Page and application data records
====================

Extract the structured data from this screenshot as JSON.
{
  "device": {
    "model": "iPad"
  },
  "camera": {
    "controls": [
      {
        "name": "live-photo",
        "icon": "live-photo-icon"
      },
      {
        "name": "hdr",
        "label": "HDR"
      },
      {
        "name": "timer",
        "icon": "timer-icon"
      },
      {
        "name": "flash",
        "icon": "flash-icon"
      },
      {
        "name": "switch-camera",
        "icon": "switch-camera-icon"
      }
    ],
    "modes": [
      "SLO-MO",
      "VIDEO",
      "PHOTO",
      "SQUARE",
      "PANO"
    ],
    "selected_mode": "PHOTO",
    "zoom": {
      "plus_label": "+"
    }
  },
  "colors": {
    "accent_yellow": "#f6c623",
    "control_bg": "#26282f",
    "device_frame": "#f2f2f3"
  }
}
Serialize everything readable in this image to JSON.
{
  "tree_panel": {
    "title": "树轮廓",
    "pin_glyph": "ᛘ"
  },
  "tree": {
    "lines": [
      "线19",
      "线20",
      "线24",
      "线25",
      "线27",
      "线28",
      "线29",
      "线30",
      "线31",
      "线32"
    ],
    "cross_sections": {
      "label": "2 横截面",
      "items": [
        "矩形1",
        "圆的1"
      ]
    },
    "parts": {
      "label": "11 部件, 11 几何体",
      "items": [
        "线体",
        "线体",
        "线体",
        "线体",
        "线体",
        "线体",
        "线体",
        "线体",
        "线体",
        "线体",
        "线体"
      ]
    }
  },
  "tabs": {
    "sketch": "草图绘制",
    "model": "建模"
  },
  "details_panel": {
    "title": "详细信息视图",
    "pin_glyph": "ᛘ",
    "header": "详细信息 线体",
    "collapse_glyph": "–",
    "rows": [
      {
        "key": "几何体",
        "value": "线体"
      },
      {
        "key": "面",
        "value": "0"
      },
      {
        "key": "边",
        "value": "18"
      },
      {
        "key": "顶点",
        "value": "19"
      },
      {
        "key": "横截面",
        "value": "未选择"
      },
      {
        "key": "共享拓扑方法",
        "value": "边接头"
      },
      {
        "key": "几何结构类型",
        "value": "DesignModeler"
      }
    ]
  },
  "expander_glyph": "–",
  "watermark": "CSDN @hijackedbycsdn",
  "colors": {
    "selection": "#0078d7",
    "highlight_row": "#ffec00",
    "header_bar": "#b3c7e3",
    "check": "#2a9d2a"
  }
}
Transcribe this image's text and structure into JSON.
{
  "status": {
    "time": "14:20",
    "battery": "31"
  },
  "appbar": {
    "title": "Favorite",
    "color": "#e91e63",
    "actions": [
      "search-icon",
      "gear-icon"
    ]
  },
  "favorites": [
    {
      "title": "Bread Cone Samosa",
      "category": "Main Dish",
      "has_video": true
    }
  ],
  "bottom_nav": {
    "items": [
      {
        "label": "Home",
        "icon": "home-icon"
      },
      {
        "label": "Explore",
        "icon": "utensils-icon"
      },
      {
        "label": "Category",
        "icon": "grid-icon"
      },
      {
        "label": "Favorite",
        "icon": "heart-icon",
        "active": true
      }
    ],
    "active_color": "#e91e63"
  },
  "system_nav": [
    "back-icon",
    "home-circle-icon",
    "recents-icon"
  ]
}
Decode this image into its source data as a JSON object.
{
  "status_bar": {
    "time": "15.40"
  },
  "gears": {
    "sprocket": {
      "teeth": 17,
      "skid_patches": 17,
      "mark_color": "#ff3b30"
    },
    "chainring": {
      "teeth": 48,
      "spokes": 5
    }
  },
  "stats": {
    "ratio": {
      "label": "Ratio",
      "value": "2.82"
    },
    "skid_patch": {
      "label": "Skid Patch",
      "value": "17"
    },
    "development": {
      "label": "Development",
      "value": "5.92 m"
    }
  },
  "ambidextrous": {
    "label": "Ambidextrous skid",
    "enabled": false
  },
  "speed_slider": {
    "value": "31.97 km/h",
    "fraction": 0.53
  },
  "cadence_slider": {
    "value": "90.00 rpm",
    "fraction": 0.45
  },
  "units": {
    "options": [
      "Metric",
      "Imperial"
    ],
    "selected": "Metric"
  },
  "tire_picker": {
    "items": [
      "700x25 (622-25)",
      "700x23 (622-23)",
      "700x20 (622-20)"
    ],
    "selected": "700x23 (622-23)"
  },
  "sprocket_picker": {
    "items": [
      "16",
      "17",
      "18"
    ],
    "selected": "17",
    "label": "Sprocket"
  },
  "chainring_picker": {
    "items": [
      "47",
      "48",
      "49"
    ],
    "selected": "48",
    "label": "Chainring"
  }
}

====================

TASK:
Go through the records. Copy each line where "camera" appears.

RESPONSE AREA:
  "camera": {
        "name": "switch-camera",
        "icon": "switch-camera-icon"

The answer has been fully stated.